When I told both of my grandparents that a 12-year-old girl I was looking after had been raped by her father, they thought it was funny. Either they thought I was making it up or they didn’t know how to react. I never mentioned it again because I simply did not want to hear what either of them had to say about it.

As hard as it is to hear others doubt our perspective, the self-doubt women develop in the face of society’s warped views can be worse.

At age 23, I visited an eccentric uncle at his summer home. In the morning I woke up with him in bed beside me asking me if he could get closer under the covers with me. At that moment, I froze, much like anyone would if a poisonous viper was placed at their feet. Why didn’t I slap him, push him, bite him? Because I just wanted him to go away. I was heartily wishing this was all a dream and this hideous event was not reality. The reality, as I saw it, was that he would have wanted me to get into a struggle with him, which he would use to his advantage. I managed to mumble something that distracted him long enough so that I could grab my things and leave the house.

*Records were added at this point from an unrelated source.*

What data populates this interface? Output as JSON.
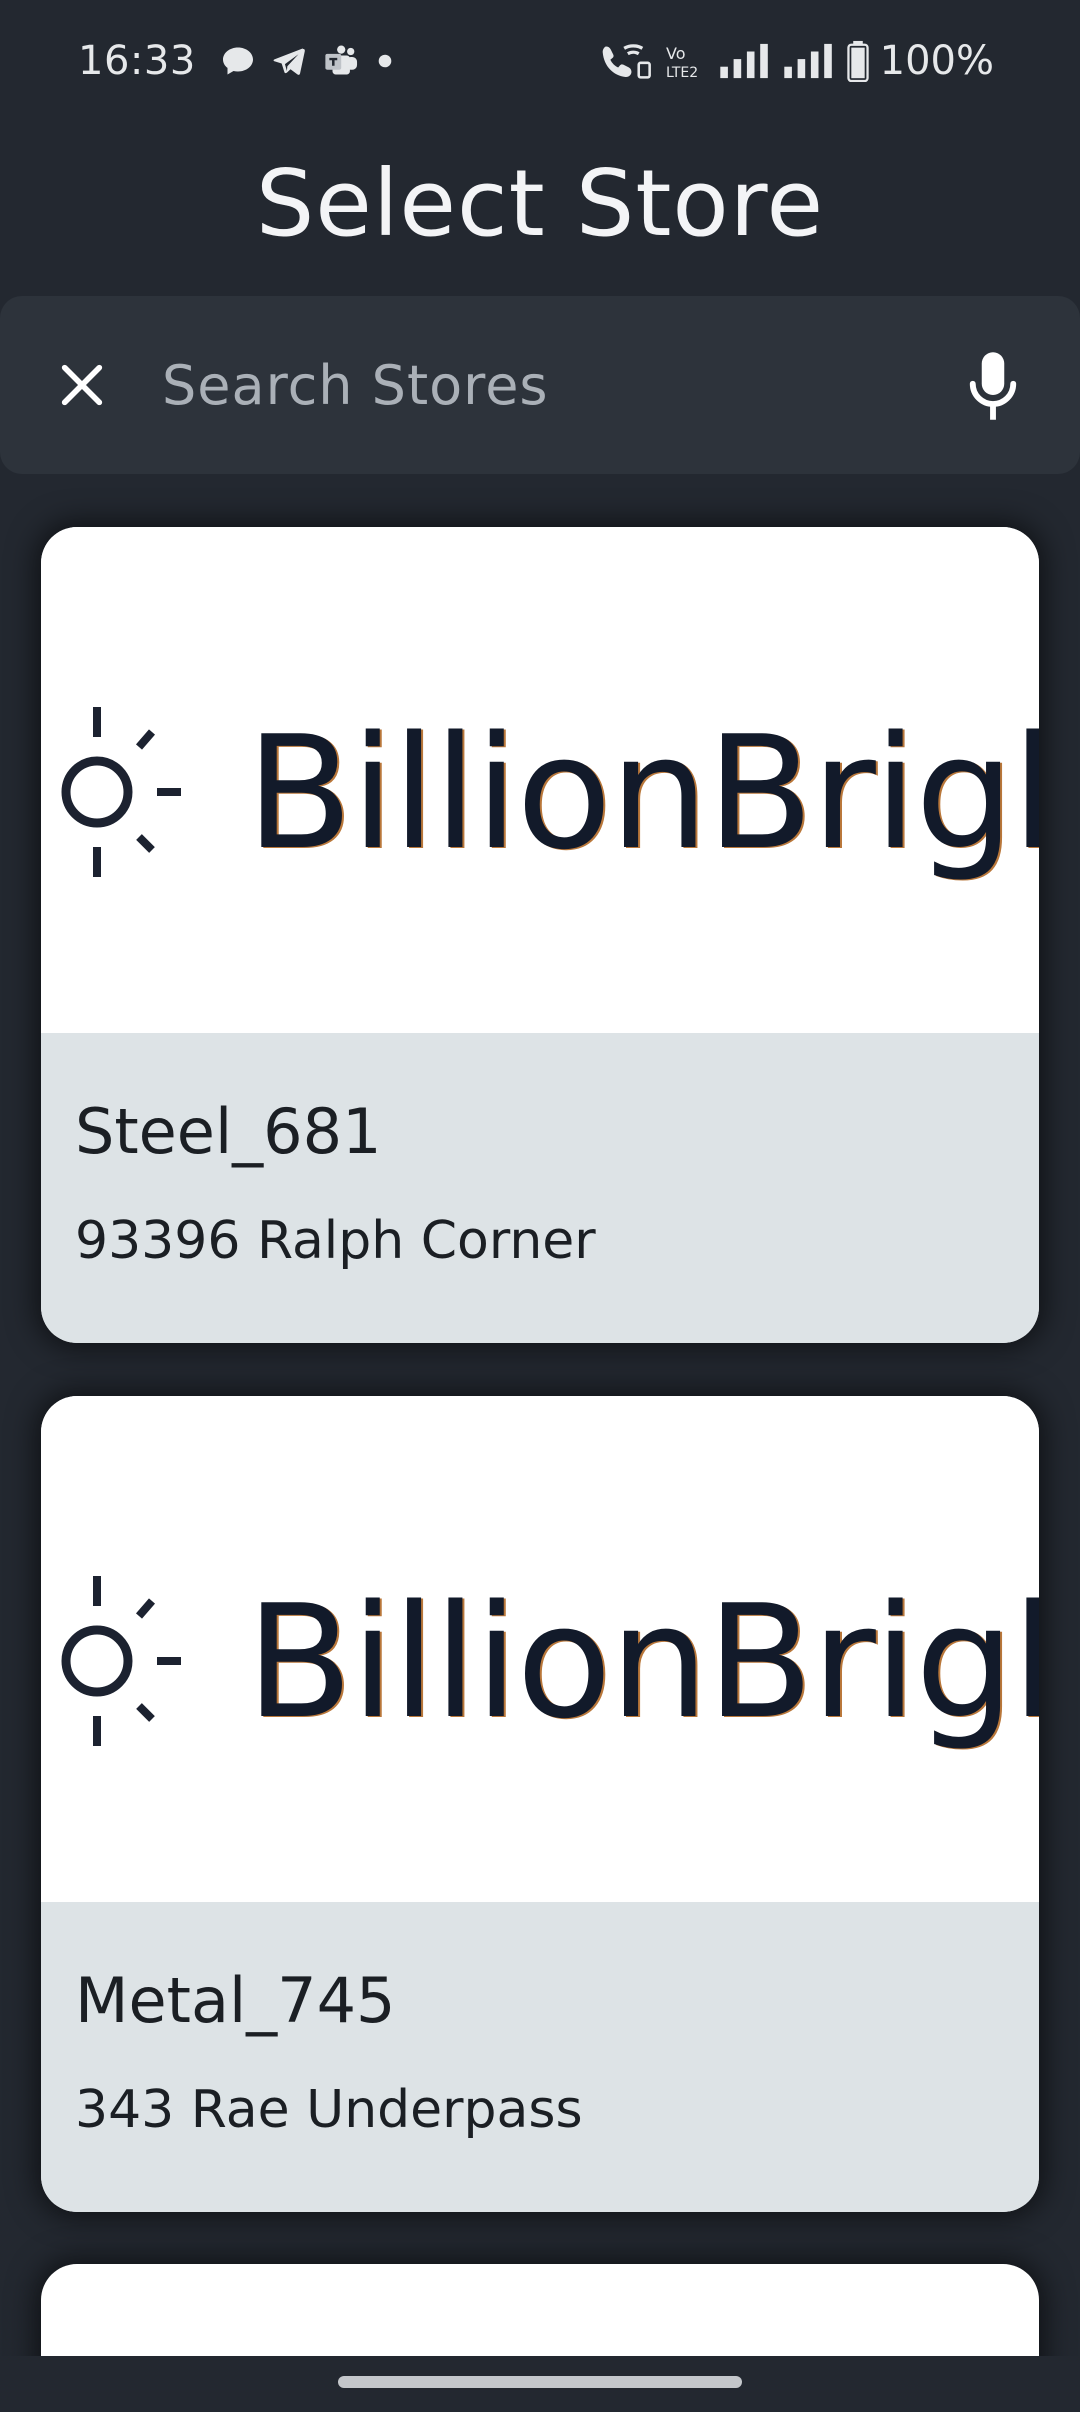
{
  "status_bar": {
    "time": "16:33",
    "battery": "100%",
    "left_icons": [
      "chat-bubble-icon",
      "telegram-icon",
      "teams-icon",
      "dot-icon"
    ],
    "right_icons": [
      "wifi-call-icon",
      "volte-icon",
      "signal-icon",
      "signal-icon",
      "battery-icon"
    ]
  },
  "header": {
    "title": "Select Store"
  },
  "search": {
    "placeholder": "Search Stores",
    "value": ""
  },
  "stores": [
    {
      "logo_text": "BillionBright",
      "name": "Steel_681",
      "address": "93396 Ralph Corner"
    },
    {
      "logo_text": "BillionBright",
      "name": "Metal_745",
      "address": "343 Rae Underpass"
    }
  ],
  "colors": {
    "background": "#232830",
    "search_bg": "#2d333b",
    "card_info_bg": "#dde3e6",
    "logo_text": "#121a2a"
  }
}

When I told his brother, who had four daughters my age and younger, about the event so he could keep his family safe, I was met with: “What did you do to encourage him?”

The cruel reality was that many people in the family had known about him for years, but it was not talked about. Family members who had voiced their apprehensions were told they were being disrespectful of their elders and were making up stories to get attention. This attitude made those of us he had attacked doubt our own experiences, our innocence. We didn’t discuss it with one another because we thought we must have done something bad to have brought it on ourselves.

When he died a few years later, many women in the family came forward with similar, or worse, stories. Yet because I had been old enough and rebellious enough to make waves, I was the whistleblower. I can only imagine how many people could have been spared pain if the first person to come forth had been listened to instead of hushed.

What is the big deal after all? Is it so bad that our lawmakers think it is okay to grab women like sex toys if the situation presents itself? If this is still a question for you, I have news for you: Women are not pets. We are not dolls, we are not tools, we are not machines. Women are humans and our bodies are attached to our souls. Our sexuality is a vulnerable gift that can only be offered, not stolen or forced. When you ignore that, you are pretending that sex is something outside of us that we can put on or take off like a piece of clothing.

Why are women coming out with these stories now? Simple: There is strength in numbers, and it appears that strength is what you need in abundance to weather the pushback that comes when you finally tell the truth.

(Ayn Whytemare is the owner and operator of Found Well Farm in Pembroke.)